Dataset rows describing interfaces:
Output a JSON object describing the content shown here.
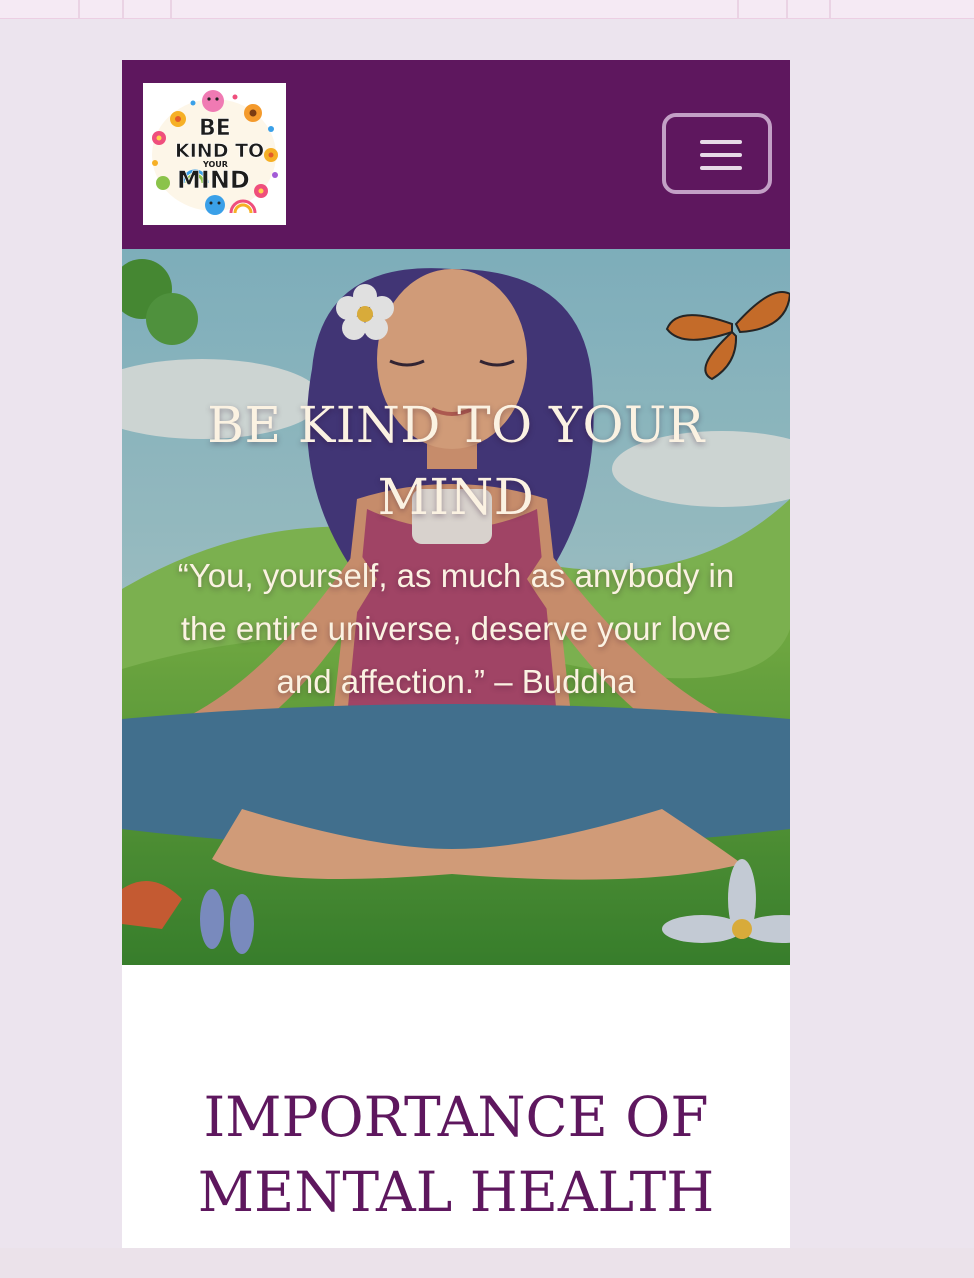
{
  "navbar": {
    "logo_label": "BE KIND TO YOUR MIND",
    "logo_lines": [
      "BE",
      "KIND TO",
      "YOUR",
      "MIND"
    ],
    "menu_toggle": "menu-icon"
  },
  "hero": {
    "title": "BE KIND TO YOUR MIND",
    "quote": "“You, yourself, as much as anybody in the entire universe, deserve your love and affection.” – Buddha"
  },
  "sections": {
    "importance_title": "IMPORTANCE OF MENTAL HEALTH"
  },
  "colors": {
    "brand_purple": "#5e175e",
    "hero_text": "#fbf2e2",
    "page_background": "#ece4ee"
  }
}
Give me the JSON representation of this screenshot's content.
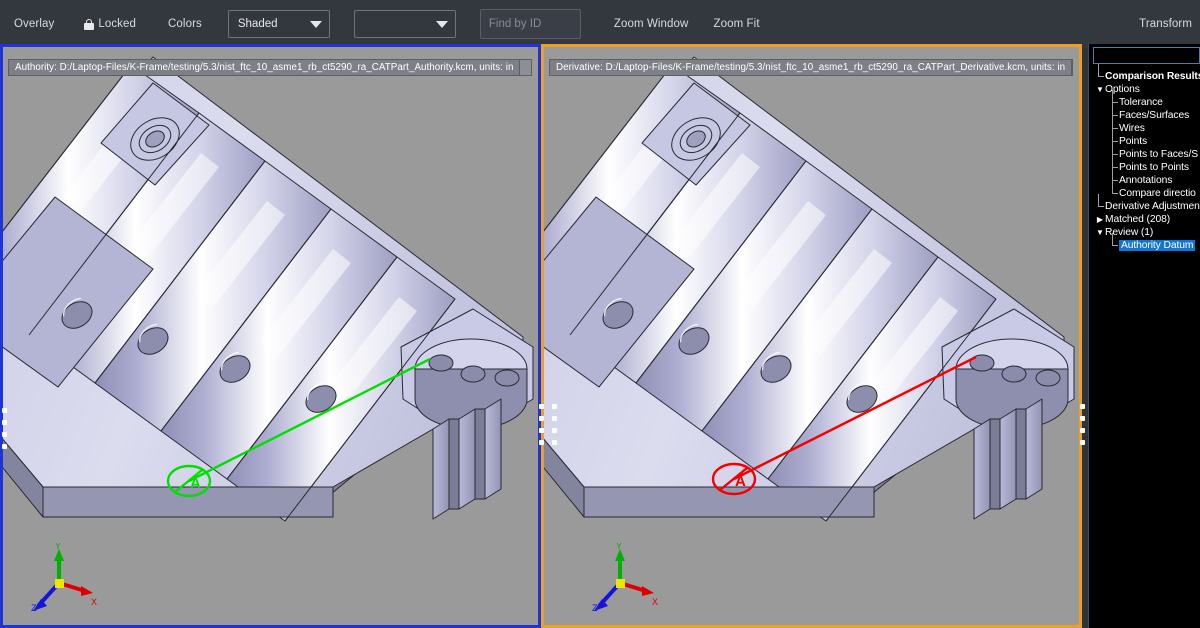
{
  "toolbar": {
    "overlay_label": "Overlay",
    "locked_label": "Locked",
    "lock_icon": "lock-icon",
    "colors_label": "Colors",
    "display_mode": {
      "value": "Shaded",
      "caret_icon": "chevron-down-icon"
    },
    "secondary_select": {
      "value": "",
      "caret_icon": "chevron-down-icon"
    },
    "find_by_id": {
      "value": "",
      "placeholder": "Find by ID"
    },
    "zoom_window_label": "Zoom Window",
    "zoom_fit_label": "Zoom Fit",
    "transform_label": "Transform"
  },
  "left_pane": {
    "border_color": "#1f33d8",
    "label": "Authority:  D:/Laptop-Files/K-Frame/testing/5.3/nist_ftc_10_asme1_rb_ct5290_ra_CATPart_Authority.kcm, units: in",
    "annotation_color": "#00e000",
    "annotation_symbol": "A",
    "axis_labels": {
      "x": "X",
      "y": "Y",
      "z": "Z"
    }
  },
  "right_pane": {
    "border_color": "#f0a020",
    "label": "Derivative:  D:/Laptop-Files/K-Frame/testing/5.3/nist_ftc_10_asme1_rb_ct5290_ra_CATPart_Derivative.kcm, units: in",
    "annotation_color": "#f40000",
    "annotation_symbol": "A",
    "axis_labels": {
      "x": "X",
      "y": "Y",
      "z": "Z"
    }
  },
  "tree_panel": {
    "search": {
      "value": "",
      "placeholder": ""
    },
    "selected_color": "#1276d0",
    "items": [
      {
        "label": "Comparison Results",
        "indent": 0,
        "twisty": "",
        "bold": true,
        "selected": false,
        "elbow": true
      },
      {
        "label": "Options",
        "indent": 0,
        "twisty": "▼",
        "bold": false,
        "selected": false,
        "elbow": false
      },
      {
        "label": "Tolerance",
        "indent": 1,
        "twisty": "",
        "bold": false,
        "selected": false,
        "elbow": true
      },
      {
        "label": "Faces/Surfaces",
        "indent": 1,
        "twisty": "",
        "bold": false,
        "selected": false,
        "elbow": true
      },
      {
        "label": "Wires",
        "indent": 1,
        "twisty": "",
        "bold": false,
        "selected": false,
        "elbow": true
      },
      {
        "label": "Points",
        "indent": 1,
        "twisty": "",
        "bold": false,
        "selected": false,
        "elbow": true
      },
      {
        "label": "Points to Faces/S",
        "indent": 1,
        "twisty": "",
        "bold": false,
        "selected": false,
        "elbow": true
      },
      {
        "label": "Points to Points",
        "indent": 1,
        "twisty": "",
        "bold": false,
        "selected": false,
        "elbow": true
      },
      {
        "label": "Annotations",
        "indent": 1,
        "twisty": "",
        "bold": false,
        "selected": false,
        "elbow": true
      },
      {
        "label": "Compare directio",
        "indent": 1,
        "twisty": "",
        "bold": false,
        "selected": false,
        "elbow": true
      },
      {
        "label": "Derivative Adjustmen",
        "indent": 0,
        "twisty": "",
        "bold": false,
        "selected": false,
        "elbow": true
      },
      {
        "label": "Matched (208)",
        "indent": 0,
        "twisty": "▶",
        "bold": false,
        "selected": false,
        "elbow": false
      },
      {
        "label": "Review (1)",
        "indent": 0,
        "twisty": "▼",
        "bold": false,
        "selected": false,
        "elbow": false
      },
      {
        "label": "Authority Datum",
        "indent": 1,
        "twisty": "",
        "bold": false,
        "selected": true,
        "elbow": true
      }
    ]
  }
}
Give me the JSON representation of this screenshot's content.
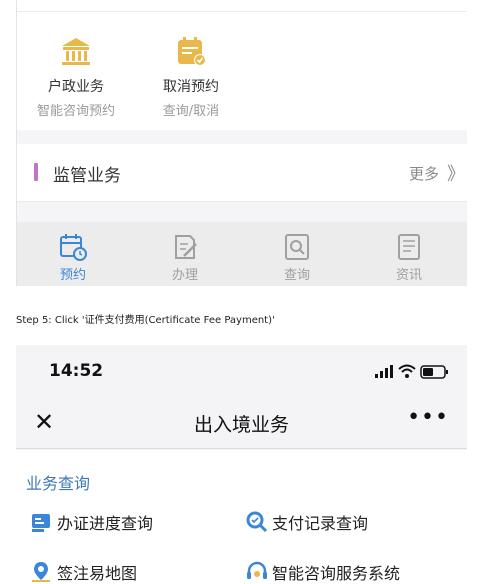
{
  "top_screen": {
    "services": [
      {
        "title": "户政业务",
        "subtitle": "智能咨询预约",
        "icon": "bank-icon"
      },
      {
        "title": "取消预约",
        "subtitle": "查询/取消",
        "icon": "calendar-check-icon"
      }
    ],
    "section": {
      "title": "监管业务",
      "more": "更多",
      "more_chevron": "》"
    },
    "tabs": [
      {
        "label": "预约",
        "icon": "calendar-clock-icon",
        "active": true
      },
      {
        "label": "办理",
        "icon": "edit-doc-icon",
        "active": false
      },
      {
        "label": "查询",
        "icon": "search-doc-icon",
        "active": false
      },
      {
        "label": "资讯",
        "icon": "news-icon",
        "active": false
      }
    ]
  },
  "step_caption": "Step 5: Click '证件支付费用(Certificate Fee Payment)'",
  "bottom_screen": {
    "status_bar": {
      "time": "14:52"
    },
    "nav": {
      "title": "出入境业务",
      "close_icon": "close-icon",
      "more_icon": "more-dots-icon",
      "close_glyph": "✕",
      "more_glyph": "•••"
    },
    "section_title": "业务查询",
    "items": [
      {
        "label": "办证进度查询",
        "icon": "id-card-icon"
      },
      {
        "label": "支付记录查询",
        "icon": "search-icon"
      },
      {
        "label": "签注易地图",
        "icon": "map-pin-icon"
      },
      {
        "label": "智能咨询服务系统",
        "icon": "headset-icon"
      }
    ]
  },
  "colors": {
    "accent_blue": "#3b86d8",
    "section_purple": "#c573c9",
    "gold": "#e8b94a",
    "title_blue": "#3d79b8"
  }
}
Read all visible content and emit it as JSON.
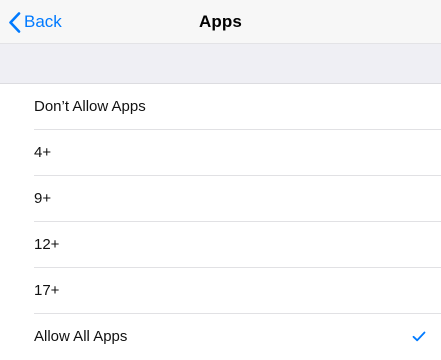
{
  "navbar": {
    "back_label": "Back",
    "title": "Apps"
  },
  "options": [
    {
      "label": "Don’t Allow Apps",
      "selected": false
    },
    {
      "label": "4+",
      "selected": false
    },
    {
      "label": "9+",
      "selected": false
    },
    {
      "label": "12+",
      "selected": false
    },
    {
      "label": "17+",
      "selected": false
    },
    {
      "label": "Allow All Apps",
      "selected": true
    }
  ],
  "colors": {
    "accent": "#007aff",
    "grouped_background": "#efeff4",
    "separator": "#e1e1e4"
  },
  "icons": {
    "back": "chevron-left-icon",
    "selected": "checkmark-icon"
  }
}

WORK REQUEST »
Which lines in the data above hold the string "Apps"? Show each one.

YOUR SOLUTION »
    "title": "Apps"
      "label": "Don’t Allow Apps",
      "label": "Allow All Apps",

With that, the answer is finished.